Records Revisited – Grace Jones – Nightclubbing, 1981

Nightlife for androids: On »Nightclubbing«, along with one of the world’s leading rhythm sections, Grace Jones made sure that reggae and new wave would develop a new life of its own in 80’s pop.

As a child, chances were that the woman on the cover would scare you a little. An exact angular crew cut, a metallic lustre on the skin, a padded jacket, and then this look over the cigarette in her mouth which seems to be saying: stay away from me. Not exactly a kind invitation, more like »Enter at your own risk«. Something that can be fascinating in its own right. Especially for people with a soft spot for science fiction: on »Nightclubbing«, Grace Jones looks a bit like an android.
Her voice, too, triggers similar responses. Her intonation is rather harsh than soft, no matter if she is speaking or singing. ‘Feeling like woman / Looking like a man’, she proclaims in the opening song ‘Walking in the Rain’. However, one may ask whether the inverse might not hold true for Grace Jones just the same.

»Nightclubbing«, released in 1981, was the singer’s fifth album. It saw her continuing the fusion of new wave, funk, and reggae she had begun on ‘Warm Leatherette’ the year before. Again she would trust the bass player Robbie Shakespeare and the drummer Sly Dunbar with the foundation work, the duo having a reputation for being the best rhythm section in reggae.

Since 1977, Sly and Robbie had been affiliated with the Compass Point All Stars, the session band put together by Chris Blackwell, the founder of Island Records, for his Compass Point Studio in Nassau, Bahamas. The sound this ensemble produced for Grace Jones, when listened to today, may come across as fairly ‘normal’. Back then, it did not.

The Jamaican-born Grace Jones had initially started making disco before moving on to integrate reggae into her music. She was not the first one in this. New wave band such as Bauhaus had already shown an interest in dub, and reggae had found its way into pop music via punk bands like The Clash or The Police.
However, Grace Jones did things in a slightly different way. In line with her self-staging, the music is produced in a cool, distant manner, including the elegant, technically flawless groove. Dancing to it is still very well possible, even if one risks slipping off the music’s surface.

The fact that »Nightclubbing« still sounds spirited today is, however, perhaps less thanks to Grace Jones’ performative pioneering work for the gender discourse, but rather because of the shifts in pop making themselves felt on the album.

Take, for instance, Jones’s cover version of the Astor Piazzolla classic ‘Libertango’ in which the reggae basis courtesy of Sly and Robbie is beamed into the future by means of spookily whirring synthesizers. The accordion providing for a more intimate tango mood later on, the Piazzolla reference aside, serves as a reminder that one was determined to do pop, after all.

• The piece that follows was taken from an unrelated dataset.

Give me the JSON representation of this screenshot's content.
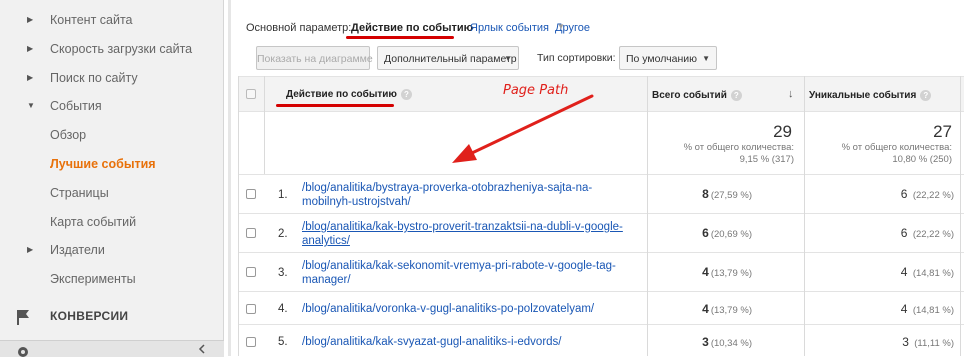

And quite successfully so. »Nightclubbing« proved a breakthrough for Grace Jones and became her best-selling album to this day. Ironically, the lead single »Demolition Man« written by Sting flopped at first. Perhaps back then, its reduced new wave style was too abrasive for the taste of the masses. By contrast, the indestructible electrified boogie funk of »Pull Up to the Bumper« fared considerably better. Also, the lines »Pull up to my bumper baby / In your long black limousine / Pull up to my bumper baby / Drive it in between’ which caused a bit of a scandal at that time offer one of the loveliest examples of classy indecent lyrics in pop, last but not least due to the decidedly upfront play on a rather barmy image.

All in all, the carefree handling of explicit subject matter, which did not require the invention of a ‘Parental Advisory’ sticker then, fits perfectly well with the attitude of Grace Jones according to which she is not a feminist. Instead, she is a self-confident woman, ready to present herself as an object if needed, but always remaining a subject at the same time. Including the free dealing with gender roles.

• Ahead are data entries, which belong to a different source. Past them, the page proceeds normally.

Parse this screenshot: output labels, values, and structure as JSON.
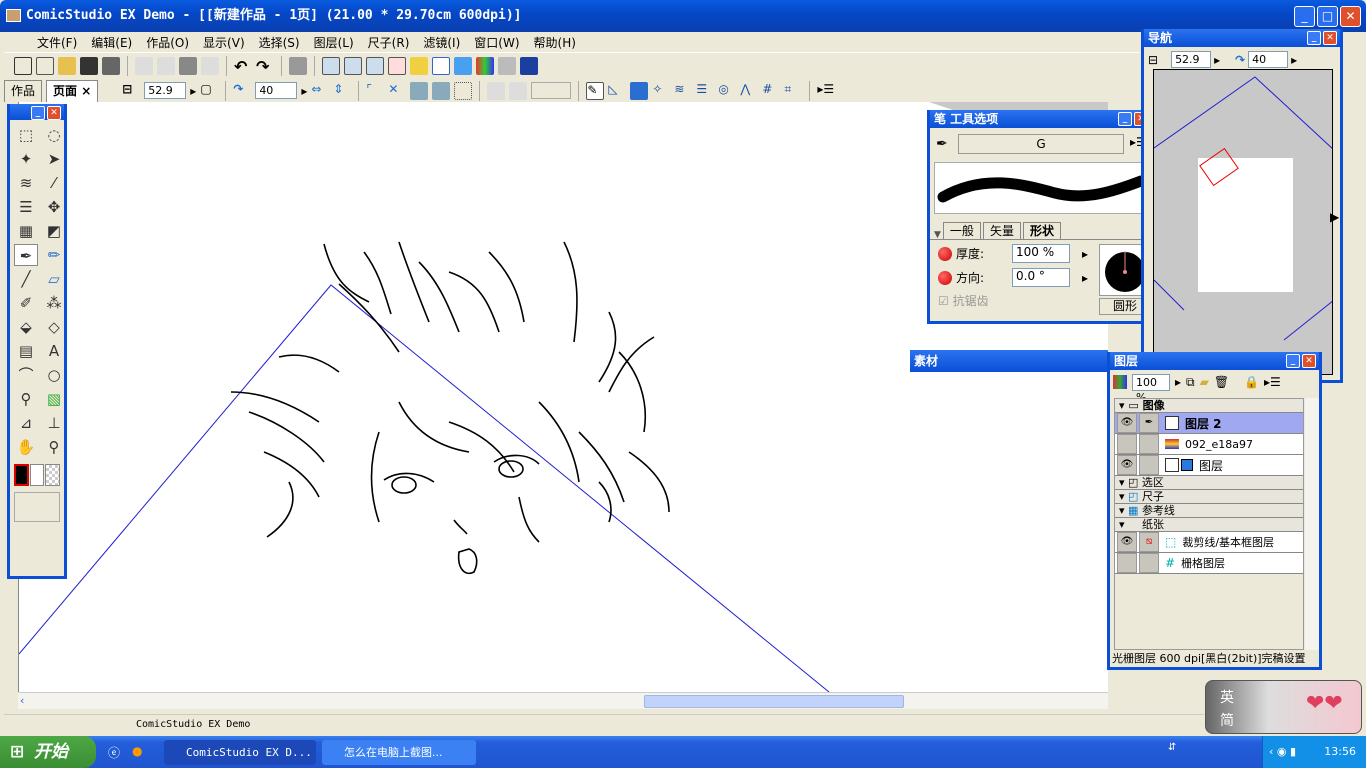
{
  "window": {
    "title": "ComicStudio EX Demo - [[新建作品 - 1页] (21.00 * 29.70cm 600dpi)]"
  },
  "menu": [
    "文件(F)",
    "编辑(E)",
    "作品(O)",
    "显示(V)",
    "选择(S)",
    "图层(L)",
    "尺子(R)",
    "滤镜(I)",
    "窗口(W)",
    "帮助(H)"
  ],
  "tabs": [
    {
      "label": "作品"
    },
    {
      "label": "页面"
    }
  ],
  "toolbar2": {
    "zoom": "52.9",
    "rotate": "40",
    "tab_close": "×"
  },
  "navigator": {
    "title": "导航",
    "zoom": "52.9",
    "rotate": "40"
  },
  "tool_options": {
    "title": "笔 工具选项",
    "brush_name": "G",
    "tabs": [
      "一般",
      "矢量",
      "形状"
    ],
    "thickness_label": "厚度:",
    "thickness": "100 %",
    "direction_label": "方向:",
    "direction": "0.0 °",
    "antialias_label": "抗锯齿",
    "shape": "圆形"
  },
  "materials": {
    "title": "素材"
  },
  "layers": {
    "title": "图层",
    "opacity": "100 %",
    "groups": {
      "image": "图像",
      "selection": "选区",
      "ruler": "尺子",
      "guide": "参考线",
      "paper": "纸张"
    },
    "image_layers": [
      "图层 2",
      "092_e18a97",
      "图层"
    ],
    "paper_layers": [
      "裁剪线/基本框图层",
      "栅格图层"
    ],
    "status": "光栅图层 600 dpi[黑白(2bit)]完稿设置"
  },
  "statusbar": {
    "text": "ComicStudio EX Demo"
  },
  "ime": {
    "line1": "英",
    "line2": "简"
  },
  "taskbar": {
    "start": "开始",
    "tasks": [
      "ComicStudio EX D...",
      "怎么在电脑上截图..."
    ],
    "clock": "13:56"
  }
}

The fact that »Nightclubbing« still sounds spirited today is, however, perhaps less thanks to Grace Jones’ performative pioneering work for the gender discourse, but rather because of the shifts in pop making themselves felt on the album. If the song structures might have seemed slightly repetitive to more conservative listeners at that time, today their nuanced richness of detail comes into its own so much the better. Also, the way in which Grace effortlessly merged genres that until then had mostly been traded separately, should prove equally forward-looking and enduring. And is there any other artist in pop music it would be more fun to be scared of?

Grace Jones
Universal • 1981 • from 22.99€